═════ DATA UNDER STUDY ═════

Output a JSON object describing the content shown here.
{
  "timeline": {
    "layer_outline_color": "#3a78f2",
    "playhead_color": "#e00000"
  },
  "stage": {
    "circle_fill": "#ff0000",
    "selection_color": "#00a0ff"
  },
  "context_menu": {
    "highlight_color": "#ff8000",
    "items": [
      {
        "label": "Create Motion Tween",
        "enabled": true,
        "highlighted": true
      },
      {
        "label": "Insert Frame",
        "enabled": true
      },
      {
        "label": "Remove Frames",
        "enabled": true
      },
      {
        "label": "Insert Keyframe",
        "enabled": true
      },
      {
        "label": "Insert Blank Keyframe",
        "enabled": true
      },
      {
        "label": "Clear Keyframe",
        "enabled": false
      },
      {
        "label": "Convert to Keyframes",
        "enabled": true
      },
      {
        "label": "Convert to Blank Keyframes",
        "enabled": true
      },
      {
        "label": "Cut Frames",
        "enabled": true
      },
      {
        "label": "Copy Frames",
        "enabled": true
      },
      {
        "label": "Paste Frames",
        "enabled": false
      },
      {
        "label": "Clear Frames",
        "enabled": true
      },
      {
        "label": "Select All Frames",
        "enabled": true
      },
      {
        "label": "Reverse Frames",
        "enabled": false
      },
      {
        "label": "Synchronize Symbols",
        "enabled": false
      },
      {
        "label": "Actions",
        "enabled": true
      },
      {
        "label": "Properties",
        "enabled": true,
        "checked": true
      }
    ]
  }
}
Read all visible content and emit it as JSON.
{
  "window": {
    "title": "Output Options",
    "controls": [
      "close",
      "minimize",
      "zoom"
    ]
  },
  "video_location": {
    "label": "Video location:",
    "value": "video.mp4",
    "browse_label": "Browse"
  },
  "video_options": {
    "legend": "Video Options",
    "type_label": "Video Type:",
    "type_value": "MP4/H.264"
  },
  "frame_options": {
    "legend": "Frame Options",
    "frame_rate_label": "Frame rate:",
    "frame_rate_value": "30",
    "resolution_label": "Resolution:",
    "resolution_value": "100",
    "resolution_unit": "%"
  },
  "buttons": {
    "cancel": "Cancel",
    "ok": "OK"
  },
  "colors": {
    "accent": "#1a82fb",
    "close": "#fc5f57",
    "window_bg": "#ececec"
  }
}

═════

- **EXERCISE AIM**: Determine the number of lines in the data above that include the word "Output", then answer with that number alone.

- **REPLY TO THE TASK**: 2